[0195] With respect to the measurement of the magnetic properties (measurement of coercive force), specimens with 6×8 mm are cut and taken from a disk and the coercive force Hc and the squareness ratio (SQ) are measured under conditions of applied magnetic field intensity of 1,194 kA/m (15 kOe) using a high sensitivity magnetization vector measurement apparatus manufactured by Toei Kogyo Co., Ltd., and a data processing apparatus manufactured by the same company.

[0196] The volume average particle diameter is measured at accelerating voltage of 300 kV by using the above-mentioned TEM. The volume average particle diameter is 5 nm for all the Examples and the Comparative Examples. 1

TABLE 1
AnnealingAnnealingMagnetic field
Oxidationatmospheretemperature(kA/m)Hc (kA/m)SQ
Example 1OxygenH2400° C.1194 (15 kOe)254.8(3200 Oe)0.8
Example 2OxygenH2450° C.1194 (15 kOe)318.5(4000 Oe)0.75
Example 3OxygenH2(8%)N2(92%)400° C.1194 (15 kOe)159.2(2000 Oe)0.8
Example 4OxygenH2(8%)N2(92%)450° C.1194 (15 kOe)238.9(3100 Oe)0.75
Comparative
Example 1OxygenH2400° C.Void310.5(3100 Oe)0.55
Comparative
Example 2OxygenH2450° C.Void310.5(3900 Oe)0.5
Comparative
Example 3OxygenN2400° C.1194 (15 kOe)15.92(200 Oe)0.3
Comparative
Example 4OxygenN2450° C.1194 (15 kOe)19.9(250 Oe)0.2
Comparative
Example 5VoidH2400° C.1194 (15 kOe)17.5(220 Oe)0.3
Comparative
Example 6VoidH2450° C.1194 (15 kOe)23.9(300 Oe)0.2

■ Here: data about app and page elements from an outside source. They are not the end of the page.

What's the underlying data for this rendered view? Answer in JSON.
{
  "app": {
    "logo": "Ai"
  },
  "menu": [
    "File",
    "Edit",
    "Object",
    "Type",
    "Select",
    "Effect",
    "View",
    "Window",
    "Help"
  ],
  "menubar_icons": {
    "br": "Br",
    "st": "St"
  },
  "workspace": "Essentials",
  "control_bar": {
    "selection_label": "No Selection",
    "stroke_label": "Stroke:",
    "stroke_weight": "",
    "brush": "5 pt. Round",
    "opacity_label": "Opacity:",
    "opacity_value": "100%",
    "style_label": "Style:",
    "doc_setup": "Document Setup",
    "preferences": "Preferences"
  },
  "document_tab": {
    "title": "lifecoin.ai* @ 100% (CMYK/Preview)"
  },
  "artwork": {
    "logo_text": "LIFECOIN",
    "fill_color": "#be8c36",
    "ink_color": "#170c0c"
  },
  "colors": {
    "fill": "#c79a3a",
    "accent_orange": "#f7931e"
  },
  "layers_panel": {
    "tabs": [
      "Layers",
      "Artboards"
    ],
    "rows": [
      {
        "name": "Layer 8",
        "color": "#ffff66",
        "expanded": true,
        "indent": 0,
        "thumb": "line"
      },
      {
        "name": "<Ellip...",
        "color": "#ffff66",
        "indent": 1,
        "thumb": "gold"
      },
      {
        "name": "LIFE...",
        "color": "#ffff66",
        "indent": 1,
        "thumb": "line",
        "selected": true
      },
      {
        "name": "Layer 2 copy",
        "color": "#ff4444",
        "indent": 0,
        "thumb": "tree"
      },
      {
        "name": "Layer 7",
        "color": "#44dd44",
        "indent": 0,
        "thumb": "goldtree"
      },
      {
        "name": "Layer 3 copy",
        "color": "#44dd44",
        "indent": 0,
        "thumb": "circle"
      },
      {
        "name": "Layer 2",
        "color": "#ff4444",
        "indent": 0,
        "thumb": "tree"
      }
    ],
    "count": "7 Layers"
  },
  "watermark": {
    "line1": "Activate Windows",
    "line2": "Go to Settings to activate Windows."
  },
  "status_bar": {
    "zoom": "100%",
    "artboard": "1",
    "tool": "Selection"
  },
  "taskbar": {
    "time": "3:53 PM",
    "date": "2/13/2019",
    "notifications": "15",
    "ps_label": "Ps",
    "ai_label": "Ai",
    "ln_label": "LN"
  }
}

[0197] As shown in Table 1, any of the magnetic recording media of Examples 1 to 4 has a coercive force Hc of 2,000 Oe or higher and a squareness ratio SQ of 0.75 or higher. The magnetic recording media of Comparative Examples 1 and 2, which are different from the Examples in that no magnetic field is applied, have a high coercive force Hc but do not provide a desirable value of the squareness ratio SQ. Further, neither satisfactory coercive force Hc nor satisfactory squareness ratio is obtained in Comparative Examples 3 and 4, in which annealing is not carried out in a reducing atmosphere. Similarly, neither satisfactory coercive force Hc nor satisfactory squareness ratio is obtained in Comparative Examples 5 and 6, in which no oxidation treatment is carried out.

[0198] The present invention provides a method of producing a magnetic recording medium, the method being capable of controlling the orientation state of magnetic particles. The invention also provides a magnetic recording medium with high playback output.